A copy of this was provided free of charge from the publisher in return for an honest review.
Campbell is fascinated by the White Stuff; her first book, The Library of Ice was about exploring the solid yet impermanent nature of ice. This is sort of a sequel to that book, and she was inspired to write it after that book and the time she spent in Greenland at the most northerly museum on the planet. It is always thought that the Inuit had at least fifty words for snow, but that has been proved to be a bit of a myth. They do have more words than English though.
What Campbell has done though is trawled through all sorts of languages to discover what their words are. She brings to life words from places that you’d expect, Japan, Scotland, Russia and Sweden. But there are words from places that I wasn’t expecting, Hawaii, Isreal and even Thailand, a place where you’d never expect it to snow.

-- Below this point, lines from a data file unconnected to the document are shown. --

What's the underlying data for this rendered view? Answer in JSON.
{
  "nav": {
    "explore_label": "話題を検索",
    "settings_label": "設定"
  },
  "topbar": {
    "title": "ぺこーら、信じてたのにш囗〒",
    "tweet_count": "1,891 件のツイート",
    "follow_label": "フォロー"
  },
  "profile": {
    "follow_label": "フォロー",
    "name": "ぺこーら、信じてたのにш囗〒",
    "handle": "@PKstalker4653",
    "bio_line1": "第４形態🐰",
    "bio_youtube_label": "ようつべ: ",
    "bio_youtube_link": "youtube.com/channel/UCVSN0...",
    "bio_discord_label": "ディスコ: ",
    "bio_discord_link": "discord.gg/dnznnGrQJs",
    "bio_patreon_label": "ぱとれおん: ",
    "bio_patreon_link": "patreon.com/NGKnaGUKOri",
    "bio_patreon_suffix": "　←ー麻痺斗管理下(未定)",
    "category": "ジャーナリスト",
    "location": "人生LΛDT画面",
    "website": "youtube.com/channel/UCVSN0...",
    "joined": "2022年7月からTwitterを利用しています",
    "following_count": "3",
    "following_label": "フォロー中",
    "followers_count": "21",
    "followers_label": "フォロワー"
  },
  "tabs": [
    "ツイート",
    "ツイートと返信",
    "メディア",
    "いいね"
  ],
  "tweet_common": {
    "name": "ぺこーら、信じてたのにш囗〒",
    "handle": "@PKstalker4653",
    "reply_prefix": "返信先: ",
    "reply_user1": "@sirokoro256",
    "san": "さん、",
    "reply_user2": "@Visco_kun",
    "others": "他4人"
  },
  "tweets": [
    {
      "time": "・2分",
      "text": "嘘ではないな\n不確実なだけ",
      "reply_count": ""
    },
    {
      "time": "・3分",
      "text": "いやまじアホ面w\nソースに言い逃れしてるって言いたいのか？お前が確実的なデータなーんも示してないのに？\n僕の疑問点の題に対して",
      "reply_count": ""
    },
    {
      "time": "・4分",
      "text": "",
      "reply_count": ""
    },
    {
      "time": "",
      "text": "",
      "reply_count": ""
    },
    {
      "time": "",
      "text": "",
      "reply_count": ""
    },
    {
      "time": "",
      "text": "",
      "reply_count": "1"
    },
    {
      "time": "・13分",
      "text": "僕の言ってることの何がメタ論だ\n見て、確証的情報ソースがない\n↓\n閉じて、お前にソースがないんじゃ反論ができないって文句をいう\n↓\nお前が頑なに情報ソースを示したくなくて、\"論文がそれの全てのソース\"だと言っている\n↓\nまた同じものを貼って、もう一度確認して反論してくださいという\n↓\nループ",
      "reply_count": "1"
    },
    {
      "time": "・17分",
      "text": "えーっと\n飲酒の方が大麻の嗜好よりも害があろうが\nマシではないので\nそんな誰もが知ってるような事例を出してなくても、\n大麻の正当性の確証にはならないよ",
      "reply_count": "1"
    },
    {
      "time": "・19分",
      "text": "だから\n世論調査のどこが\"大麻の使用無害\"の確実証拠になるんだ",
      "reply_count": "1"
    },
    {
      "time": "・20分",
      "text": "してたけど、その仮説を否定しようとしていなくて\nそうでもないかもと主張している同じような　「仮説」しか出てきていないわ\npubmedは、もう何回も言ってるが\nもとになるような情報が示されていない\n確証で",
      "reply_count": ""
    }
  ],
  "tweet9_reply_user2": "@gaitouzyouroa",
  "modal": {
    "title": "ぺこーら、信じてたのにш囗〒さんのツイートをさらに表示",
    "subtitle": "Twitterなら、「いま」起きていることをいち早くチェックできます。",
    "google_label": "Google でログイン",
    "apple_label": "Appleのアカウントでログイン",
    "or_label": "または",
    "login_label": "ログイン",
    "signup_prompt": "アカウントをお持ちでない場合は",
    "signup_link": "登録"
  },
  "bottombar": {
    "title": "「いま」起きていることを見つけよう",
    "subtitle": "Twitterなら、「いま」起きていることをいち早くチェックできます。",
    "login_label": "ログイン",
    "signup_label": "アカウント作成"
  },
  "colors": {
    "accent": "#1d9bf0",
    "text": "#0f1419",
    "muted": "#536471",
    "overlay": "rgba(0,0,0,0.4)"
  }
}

Each word is prefaced by the wonderful photographs of Wilson Bentley who was the first know photographer of snowflakes. And there are some wonderful words in there too, so if you want to know the what kunstschnee, tykky and sniegas mean. Or you can learn what language needs a word for sharp ridges on the snow, what wind transported snow is, or what they call a snowman in Danish then this is the books for you.
Sadly, we rarely get snow here in Dorset, but as I sit here writing this review I have been updating a weather account that I follow on Twitter tracing the flurries of snow on New Years Day 2021 as it crosses Dorset. It didn’t quite make it from Blandford to Wimborne though, so we sadly had none. Not only is this a fascinating list of words, but it is a beautifully produced book, with a stunning cover and endpapers as well as the white and blue images of snowflakes all the way through.